» **PROBLEM**:
Each record that follows goes into your reply unchanged; the pictures do not.

============

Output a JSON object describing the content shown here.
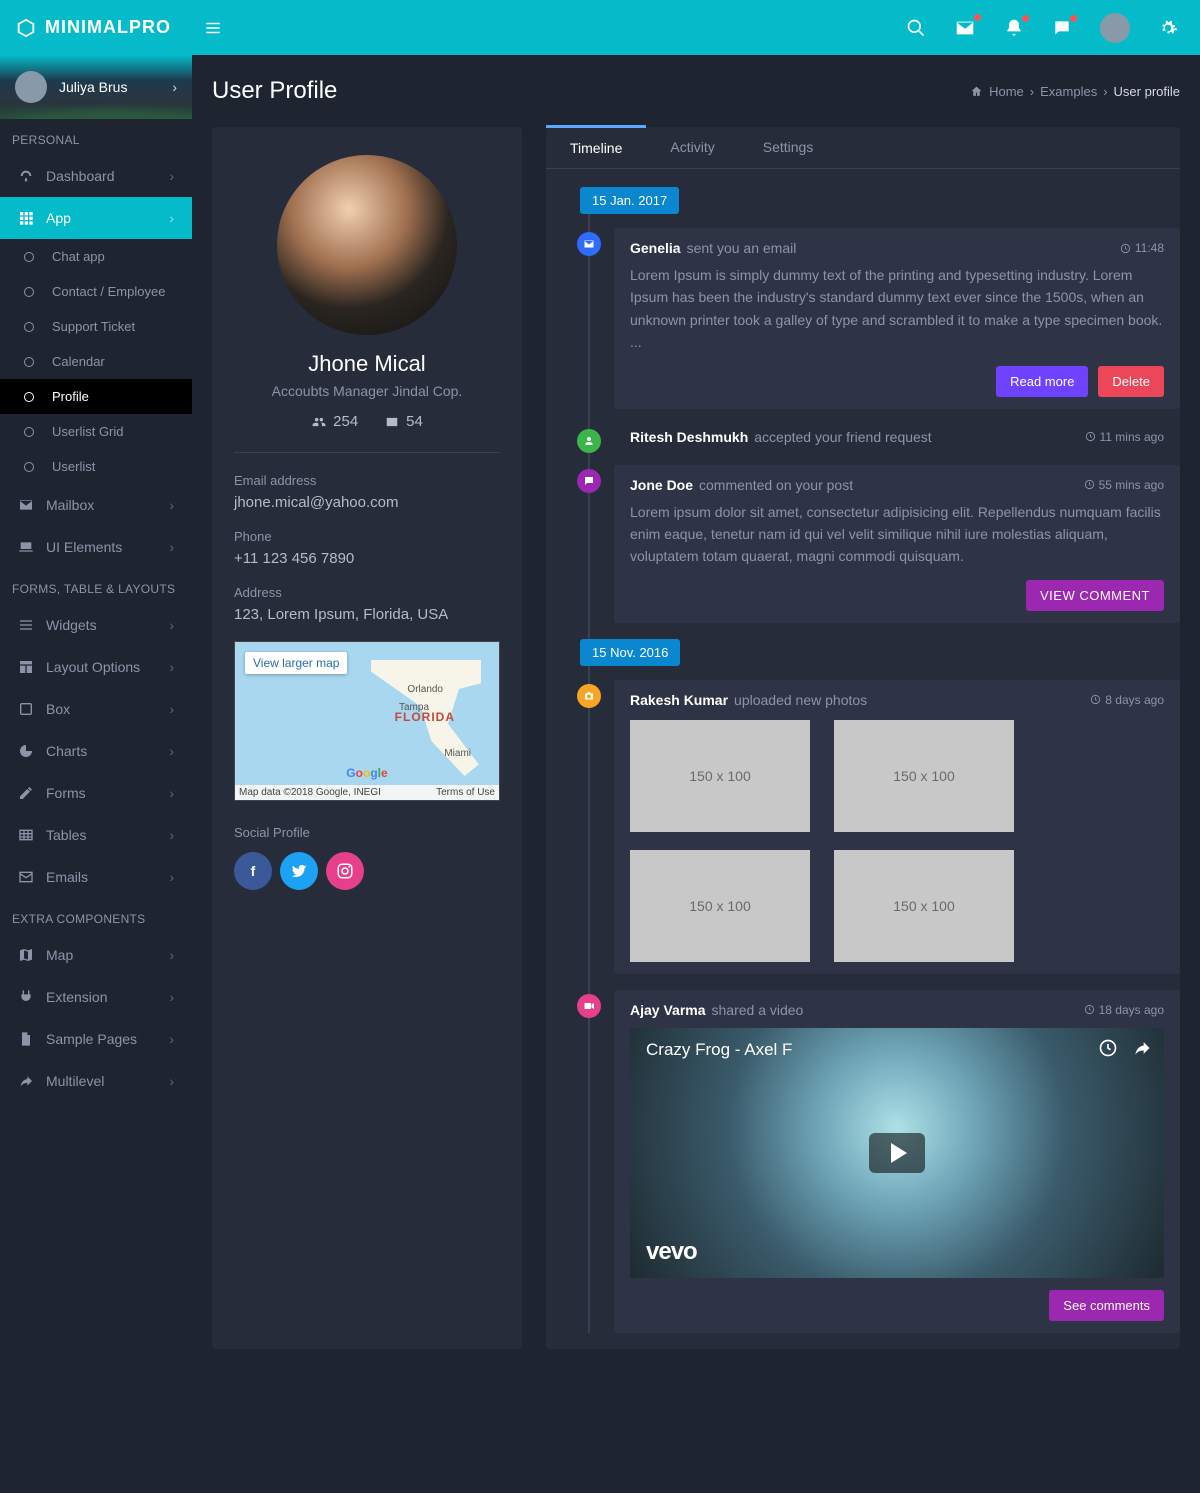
{
  "brand": "MINIMALPRO",
  "user": {
    "name": "Juliya Brus"
  },
  "page": {
    "title": "User Profile"
  },
  "crumbs": {
    "home": "Home",
    "mid": "Examples",
    "cur": "User profile"
  },
  "sidebar": {
    "sections": [
      {
        "header": "PERSONAL",
        "items": [
          {
            "label": "Dashboard",
            "chev": true,
            "icon": "dashboard"
          },
          {
            "label": "App",
            "chev": true,
            "icon": "grid",
            "active": true,
            "sub": [
              {
                "label": "Chat app"
              },
              {
                "label": "Contact / Employee"
              },
              {
                "label": "Support Ticket"
              },
              {
                "label": "Calendar"
              },
              {
                "label": "Profile",
                "sel": true
              },
              {
                "label": "Userlist Grid"
              },
              {
                "label": "Userlist"
              }
            ]
          },
          {
            "label": "Mailbox",
            "chev": true,
            "icon": "mail"
          },
          {
            "label": "UI Elements",
            "chev": true,
            "icon": "laptop"
          }
        ]
      },
      {
        "header": "FORMS, TABLE & LAYOUTS",
        "items": [
          {
            "label": "Widgets",
            "chev": true,
            "icon": "menu"
          },
          {
            "label": "Layout Options",
            "chev": true,
            "icon": "layout"
          },
          {
            "label": "Box",
            "chev": true,
            "icon": "box"
          },
          {
            "label": "Charts",
            "chev": true,
            "icon": "pie"
          },
          {
            "label": "Forms",
            "chev": true,
            "icon": "edit"
          },
          {
            "label": "Tables",
            "chev": true,
            "icon": "table"
          },
          {
            "label": "Emails",
            "chev": true,
            "icon": "envelope"
          }
        ]
      },
      {
        "header": "EXTRA COMPONENTS",
        "items": [
          {
            "label": "Map",
            "chev": true,
            "icon": "map"
          },
          {
            "label": "Extension",
            "chev": true,
            "icon": "plug"
          },
          {
            "label": "Sample Pages",
            "chev": true,
            "icon": "file"
          },
          {
            "label": "Multilevel",
            "chev": true,
            "icon": "share"
          }
        ]
      }
    ]
  },
  "profile": {
    "name": "Jhone Mical",
    "role": "Accoubts Manager Jindal Cop.",
    "stat1": "254",
    "stat2": "54",
    "email_label": "Email address",
    "email": "jhone.mical@yahoo.com",
    "phone_label": "Phone",
    "phone": "+11 123 456 7890",
    "address_label": "Address",
    "address": "123, Lorem Ipsum, Florida, USA",
    "social_label": "Social Profile",
    "map": {
      "larger": "View larger map",
      "attr": "Map data ©2018 Google, INEGI",
      "terms": "Terms of Use",
      "state": "FLORIDA",
      "cities": [
        "Orlando",
        "Tampa",
        "Miami"
      ]
    }
  },
  "tabs": [
    "Timeline",
    "Activity",
    "Settings"
  ],
  "dates": [
    "15 Jan. 2017",
    "15 Nov. 2016"
  ],
  "timeline": {
    "i0": {
      "who": "Genelia",
      "act": "sent you an email",
      "time": "11:48",
      "text": "Lorem Ipsum is simply dummy text of the printing and typesetting industry. Lorem Ipsum has been the industry's standard dummy text ever since the 1500s, when an unknown printer took a galley of type and scrambled it to make a type specimen book. ...",
      "btn1": "Read more",
      "btn2": "Delete"
    },
    "i1": {
      "who": "Ritesh Deshmukh",
      "act": "accepted your friend request",
      "time": "11 mins ago"
    },
    "i2": {
      "who": "Jone Doe",
      "act": "commented on your post",
      "time": "55 mins ago",
      "text": "Lorem ipsum dolor sit amet, consectetur adipisicing elit. Repellendus numquam facilis enim eaque, tenetur nam id qui vel velit similique nihil iure molestias aliquam, voluptatem totam quaerat, magni commodi quisquam.",
      "btn": "VIEW COMMENT"
    },
    "i3": {
      "who": "Rakesh Kumar",
      "act": "uploaded new photos",
      "time": "8 days ago",
      "ph": "150 x 100"
    },
    "i4": {
      "who": "Ajay Varma",
      "act": "shared a video",
      "time": "18 days ago",
      "vtitle": "Crazy Frog - Axel F",
      "vlogo": "vevo",
      "btn": "See comments"
    }
  }
}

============

» **ANSWER SECTION**:
Output a JSON object describing the content shown here.
{
  "brand": "MINIMALPRO",
  "user": {
    "name": "Juliya Brus"
  },
  "page": {
    "title": "User Profile"
  },
  "crumbs": {
    "home": "Home",
    "mid": "Examples",
    "cur": "User profile"
  },
  "sidebar": {
    "sections": [
      {
        "header": "PERSONAL",
        "items": [
          {
            "label": "Dashboard",
            "chev": true,
            "icon": "dashboard"
          },
          {
            "label": "App",
            "chev": true,
            "icon": "grid",
            "active": true,
            "sub": [
              {
                "label": "Chat app"
              },
              {
                "label": "Contact / Employee"
              },
              {
                "label": "Support Ticket"
              },
              {
                "label": "Calendar"
              },
              {
                "label": "Profile",
                "sel": true
              },
              {
                "label": "Userlist Grid"
              },
              {
                "label": "Userlist"
              }
            ]
          },
          {
            "label": "Mailbox",
            "chev": true,
            "icon": "mail"
          },
          {
            "label": "UI Elements",
            "chev": true,
            "icon": "laptop"
          }
        ]
      },
      {
        "header": "FORMS, TABLE & LAYOUTS",
        "items": [
          {
            "label": "Widgets",
            "chev": true,
            "icon": "menu"
          },
          {
            "label": "Layout Options",
            "chev": true,
            "icon": "layout"
          },
          {
            "label": "Box",
            "chev": true,
            "icon": "box"
          },
          {
            "label": "Charts",
            "chev": true,
            "icon": "pie"
          },
          {
            "label": "Forms",
            "chev": true,
            "icon": "edit"
          },
          {
            "label": "Tables",
            "chev": true,
            "icon": "table"
          },
          {
            "label": "Emails",
            "chev": true,
            "icon": "envelope"
          }
        ]
      },
      {
        "header": "EXTRA COMPONENTS",
        "items": [
          {
            "label": "Map",
            "chev": true,
            "icon": "map"
          },
          {
            "label": "Extension",
            "chev": true,
            "icon": "plug"
          },
          {
            "label": "Sample Pages",
            "chev": true,
            "icon": "file"
          },
          {
            "label": "Multilevel",
            "chev": true,
            "icon": "share"
          }
        ]
      }
    ]
  },
  "profile": {
    "name": "Jhone Mical",
    "role": "Accoubts Manager Jindal Cop.",
    "stat1": "254",
    "stat2": "54",
    "email_label": "Email address",
    "email": "jhone.mical@yahoo.com",
    "phone_label": "Phone",
    "phone": "+11 123 456 7890",
    "address_label": "Address",
    "address": "123, Lorem Ipsum, Florida, USA",
    "social_label": "Social Profile",
    "map": {
      "larger": "View larger map",
      "attr": "Map data ©2018 Google, INEGI",
      "terms": "Terms of Use",
      "state": "FLORIDA",
      "cities": [
        "Orlando",
        "Tampa",
        "Miami"
      ]
    }
  },
  "tabs": [
    "Timeline",
    "Activity",
    "Settings"
  ],
  "dates": [
    "15 Jan. 2017",
    "15 Nov. 2016"
  ],
  "timeline": {
    "i0": {
      "who": "Genelia",
      "act": "sent you an email",
      "time": "11:48",
      "text": "Lorem Ipsum is simply dummy text of the printing and typesetting industry. Lorem Ipsum has been the industry's standard dummy text ever since the 1500s, when an unknown printer took a galley of type and scrambled it to make a type specimen book. ...",
      "btn1": "Read more",
      "btn2": "Delete"
    },
    "i1": {
      "who": "Ritesh Deshmukh",
      "act": "accepted your friend request",
      "time": "11 mins ago"
    },
    "i2": {
      "who": "Jone Doe",
      "act": "commented on your post",
      "time": "55 mins ago",
      "text": "Lorem ipsum dolor sit amet, consectetur adipisicing elit. Repellendus numquam facilis enim eaque, tenetur nam id qui vel velit similique nihil iure molestias aliquam, voluptatem totam quaerat, magni commodi quisquam.",
      "btn": "VIEW COMMENT"
    },
    "i3": {
      "who": "Rakesh Kumar",
      "act": "uploaded new photos",
      "time": "8 days ago",
      "ph": "150 x 100"
    },
    "i4": {
      "who": "Ajay Varma",
      "act": "shared a video",
      "time": "18 days ago",
      "vtitle": "Crazy Frog - Axel F",
      "vlogo": "vevo",
      "btn": "See comments"
    }
  }
}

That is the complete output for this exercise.